This sporadic condition that commonly affects only individual high-yielding dairy cows at the onset of lactation is characterized by the development of peracute intravascular hemolysis and anemia with a potentially fatal outcome. Beef and nonlactating cattle are rarely affected. It is seen worldwide. The exact cause is unknown, but phosphorus depletion or hypophosphatemia is believed to be a major predisposing factor. Severe intracellular phosphorus depletion of RBC is known to increase cellular fragility and, therefore, the risk of cellular lysis. A similar condition reported in New Zealand was associated with copper deficiency, potentially making RBC more susceptible to oxidative stress. Other potential causes are hemolytic or oxidative plant toxins (often from Brassica spp, sugar beets, or green forage). Clinical disease is rare but, when it occurs, the case fatality rate is high (10–30%).
With clinical disease, rapid intravascular hemolysis leads to severe anemia, tachycardia, weakness, hemoglobinuria with dark brown or red urine, and pallor over several days. Milk production drops rapidly. Affected cows also may have fever, diarrhea, and tachypnea. Cows that survive the hemolytic crisis may take several months to recover completely. Convalescent cows and cows with subclinical disease develop icterus and evidence of increased erythrogenesis.
Diagnosis is usually made by recognition of clinical signs, particularly dark urine and anemia during the characteristic stage of lactation. Hemoglobinuria may best be diagnosed by noting failure of the urine to clear with centrifugation (ruling out hematuria) and presence of concurrent severe anemia. Intravascular hemolysis caused by Babesia (see Blood Parasites: Babesiosis) or Theileria (see Blood Parasites: Theileriases) may be ruled out by blood smear analysis, and standard laboratory methods can be used to rule out leptospirosis (see Leptospirosis) or bacillary hemoglobinuria (see Clostridial Diseases: Bacillary Hemoglobinuria). Diagnostic testing and feed or pasture analysis can be performed to identify toxic plants and deficiency of phosphorus, copper, and other antioxidants.
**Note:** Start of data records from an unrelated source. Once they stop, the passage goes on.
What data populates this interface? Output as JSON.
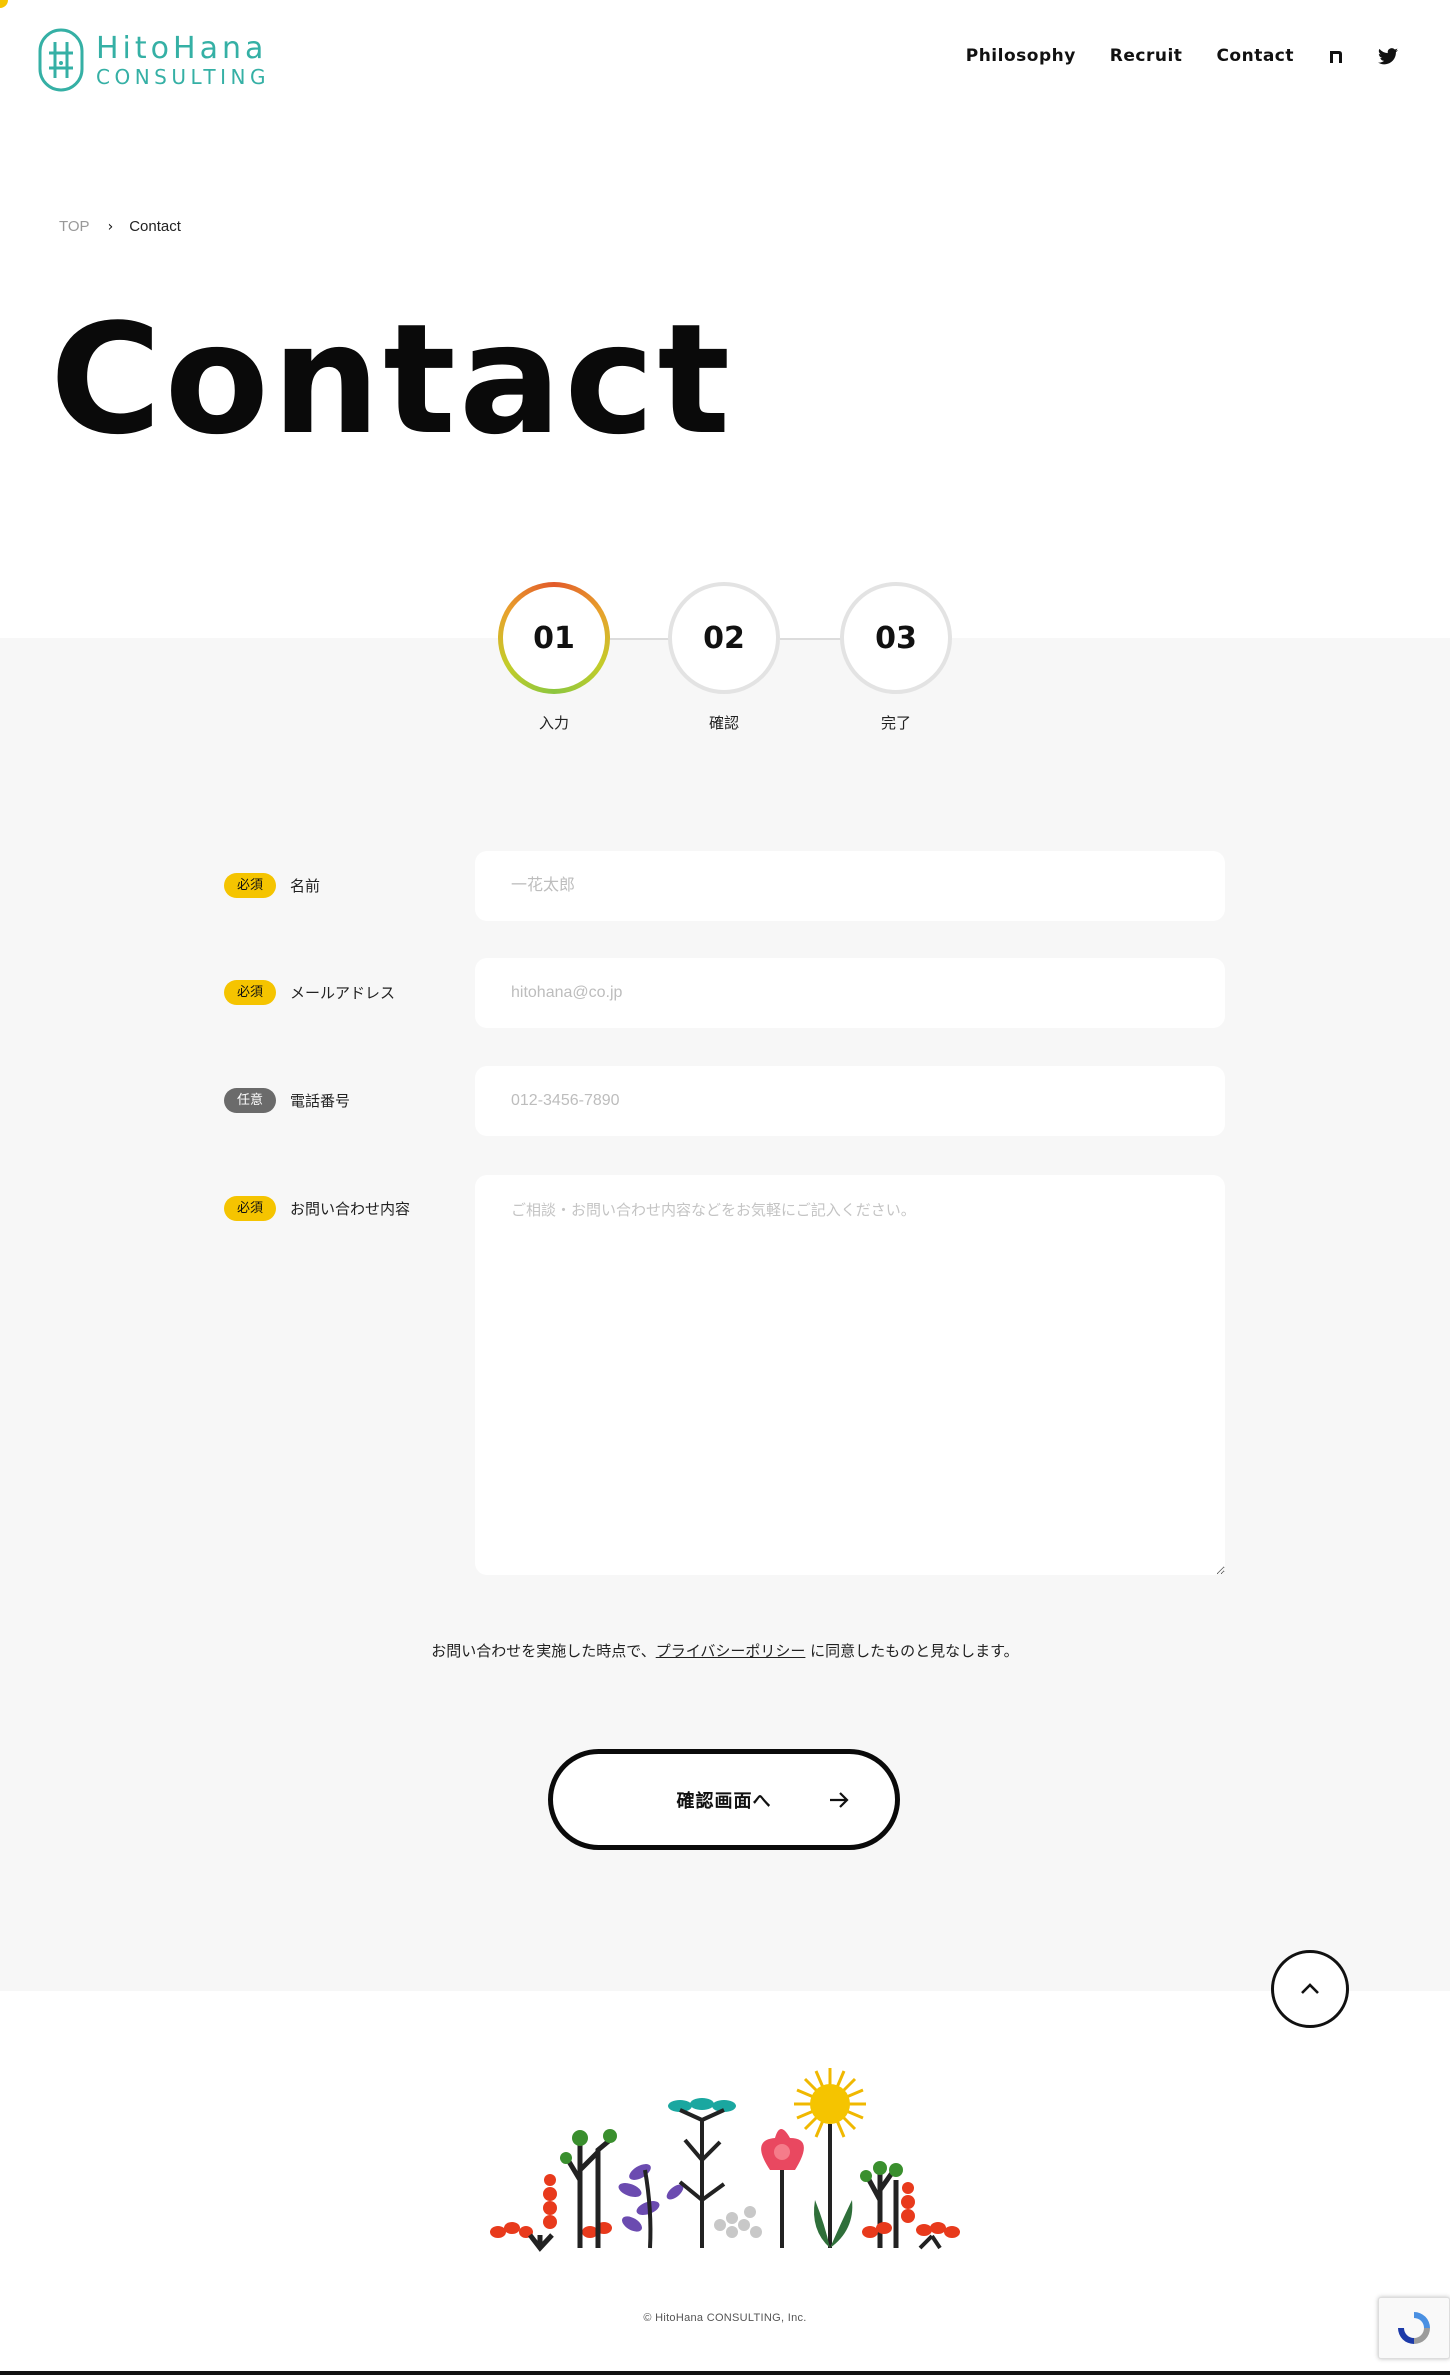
{
  "brand": {
    "name_line1": "HitoHana",
    "name_line2": "CONSULTING",
    "color": "#35b0a5"
  },
  "nav": {
    "items": [
      {
        "label": "Philosophy"
      },
      {
        "label": "Recruit"
      },
      {
        "label": "Contact"
      }
    ],
    "icons": [
      "note-icon",
      "twitter-icon"
    ]
  },
  "breadcrumb": {
    "home": "TOP",
    "current": "Contact"
  },
  "page": {
    "title": "Contact"
  },
  "steps": [
    {
      "number": "01",
      "label": "入力",
      "active": true
    },
    {
      "number": "02",
      "label": "確認",
      "active": false
    },
    {
      "number": "03",
      "label": "完了",
      "active": false
    }
  ],
  "form": {
    "name": {
      "badge": "必須",
      "label": "名前",
      "placeholder": "一花太郎"
    },
    "email": {
      "badge": "必須",
      "label": "メールアドレス",
      "placeholder": "hitohana@co.jp"
    },
    "phone": {
      "badge": "任意",
      "label": "電話番号",
      "placeholder": "012-3456-7890"
    },
    "message": {
      "badge": "必須",
      "label": "お問い合わせ内容",
      "placeholder": "ご相談・お問い合わせ内容などをお気軽にご記入ください。"
    }
  },
  "consent": {
    "before": "お問い合わせを実施した時点で、",
    "link": "プライバシーポリシー",
    "after": " に同意したものと見なします。"
  },
  "submit": {
    "label": "確認画面へ"
  },
  "footer": {
    "copyright": "© HitoHana CONSULTING, Inc."
  },
  "colors": {
    "required_badge": "#f5c400",
    "optional_badge": "#6b6b6b",
    "section_bg": "#f7f7f7",
    "accent_yellow": "#f5c400"
  }
}
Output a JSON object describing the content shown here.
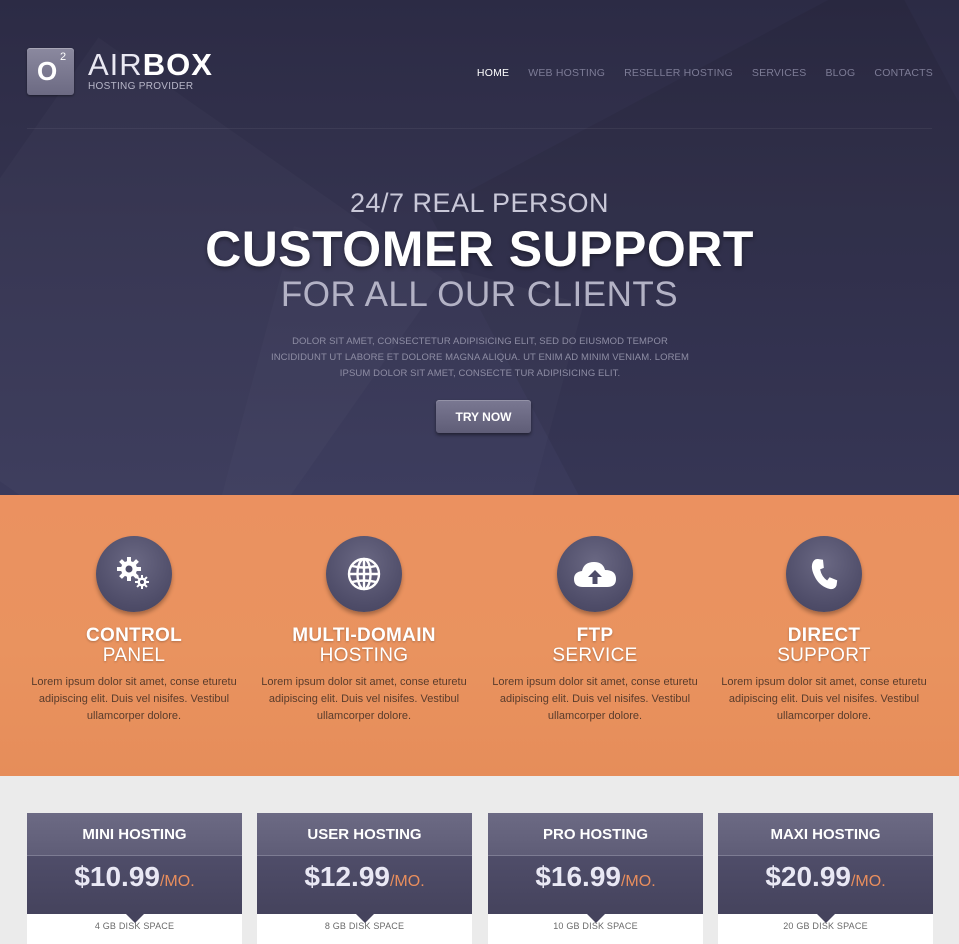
{
  "brand": {
    "logo_letter": "O",
    "logo_superscript": "2",
    "name_thin": "AIR",
    "name_bold": "BOX",
    "tagline": "HOSTING PROVIDER"
  },
  "nav": [
    {
      "label": "HOME",
      "active": true
    },
    {
      "label": "WEB HOSTING",
      "active": false
    },
    {
      "label": "RESELLER HOSTING",
      "active": false
    },
    {
      "label": "SERVICES",
      "active": false
    },
    {
      "label": "BLOG",
      "active": false
    },
    {
      "label": "CONTACTS",
      "active": false
    }
  ],
  "hero": {
    "line1": "24/7 REAL PERSON",
    "line2": "CUSTOMER SUPPORT",
    "line3": "FOR ALL OUR CLIENTS",
    "paragraph": "DOLOR SIT AMET, CONSECTETUR ADIPISICING ELIT, SED DO EIUSMOD TEMPOR INCIDIDUNT UT LABORE ET DOLORE MAGNA ALIQUA. UT ENIM AD MINIM VENIAM. LOREM IPSUM DOLOR SIT AMET, CONSECTE TUR ADIPISICING ELIT.",
    "button_label": "TRY NOW"
  },
  "features": [
    {
      "icon": "gears-icon",
      "title1": "CONTROL",
      "title2": "PANEL",
      "text": "Lorem ipsum dolor sit amet, conse eturetu adipiscing elit. Duis vel nisifes. Vestibul ullamcorper dolore."
    },
    {
      "icon": "globe-icon",
      "title1": "MULTI-DOMAIN",
      "title2": "HOSTING",
      "text": "Lorem ipsum dolor sit amet, conse eturetu adipiscing elit. Duis vel nisifes. Vestibul ullamcorper dolore."
    },
    {
      "icon": "cloud-upload-icon",
      "title1": "FTP",
      "title2": "SERVICE",
      "text": "Lorem ipsum dolor sit amet, conse eturetu adipiscing elit. Duis vel nisifes. Vestibul ullamcorper dolore."
    },
    {
      "icon": "phone-icon",
      "title1": "DIRECT",
      "title2": "SUPPORT",
      "text": "Lorem ipsum dolor sit amet, conse eturetu adipiscing elit. Duis vel nisifes. Vestibul ullamcorper dolore."
    }
  ],
  "plans": [
    {
      "name": "MINI HOSTING",
      "price": "$10.99",
      "period": "/MO.",
      "feature": "4 GB DISK SPACE"
    },
    {
      "name": "USER HOSTING",
      "price": "$12.99",
      "period": "/MO.",
      "feature": "8 GB DISK SPACE"
    },
    {
      "name": "PRO HOSTING",
      "price": "$16.99",
      "period": "/MO.",
      "feature": "10 GB DISK SPACE"
    },
    {
      "name": "MAXI HOSTING",
      "price": "$20.99",
      "period": "/MO.",
      "feature": "20 GB DISK SPACE"
    }
  ],
  "colors": {
    "hero_bg": "#2f2e48",
    "accent_orange": "#e9935f",
    "purple": "#5f5d77"
  }
}
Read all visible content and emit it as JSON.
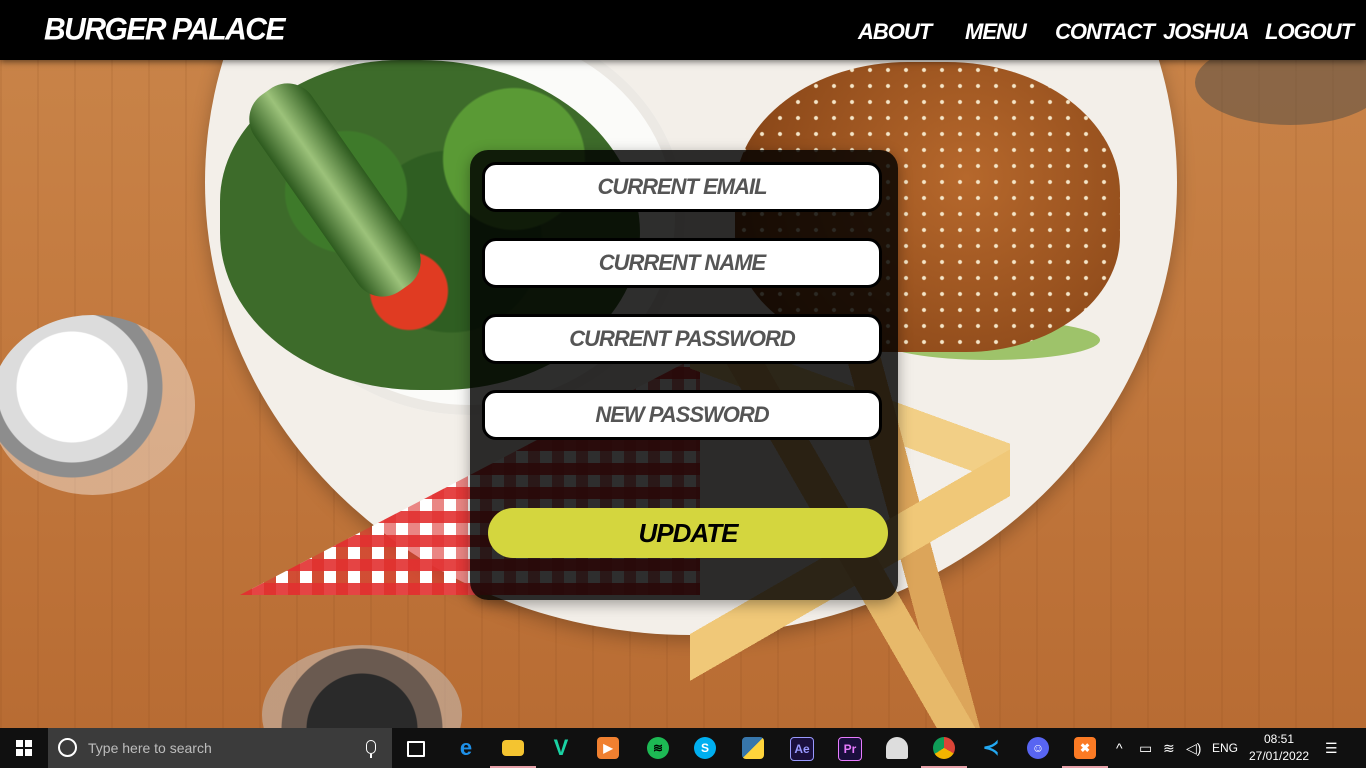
{
  "navbar": {
    "brand": "BURGER PALACE",
    "links": [
      "ABOUT",
      "MENU",
      "CONTACT",
      "JOSHUA",
      "LOGOUT"
    ]
  },
  "form": {
    "current_email_placeholder": "CURRENT EMAIL",
    "current_name_placeholder": "CURRENT NAME",
    "current_password_placeholder": "CURRENT PASSWORD",
    "new_password_placeholder": "NEW PASSWORD",
    "update_label": "UPDATE"
  },
  "taskbar": {
    "search_placeholder": "Type here to search",
    "apps": [
      "task-view-icon",
      "edge-icon",
      "file-explorer-icon",
      "vine-icon",
      "media-player-icon",
      "spotify-icon",
      "skype-icon",
      "python-icon",
      "after-effects-icon",
      "premiere-icon",
      "inkscape-icon",
      "chrome-icon",
      "vscode-icon",
      "discord-icon",
      "xampp-icon"
    ],
    "after_effects_label": "Ae",
    "premiere_label": "Pr",
    "language": "ENG",
    "time": "08:51",
    "date": "27/01/2022"
  },
  "colors": {
    "accent": "#d4d63e",
    "navbar": "#000000",
    "panel": "#000000"
  }
}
Transfusion of large quantities of whole blood is the best treatment for severely affected cows. Crystalloid fluids may be beneficial if blood is not available and may protect the kidneys against toxic and anoxic damage; but monitoring the PCV and the total protein concentration is required to prevent third spacing due the decreased intravascular oncotic pressure. Treatment with sodium phosphate (60 g in 300 mL of sterile water, IV followed by SC, every 12 hr) or copper glycinate (120 mg available copper) has been used but frequently is not effective in preventing further hemolysis. No sodium phosphate or copper glycinate solution approved for parenteral administration by the FDA is currently available for use in ruminants. The use of these compounds in dairy cows is therefore extra-label. Correction of mineral deficiencies and elimination of plant toxins from the diet may help prevent recurrence.
Last full review/revision July 2011 by Walter Gruenberg, DrMedVet, MS, PhD, DECAR, DECBHM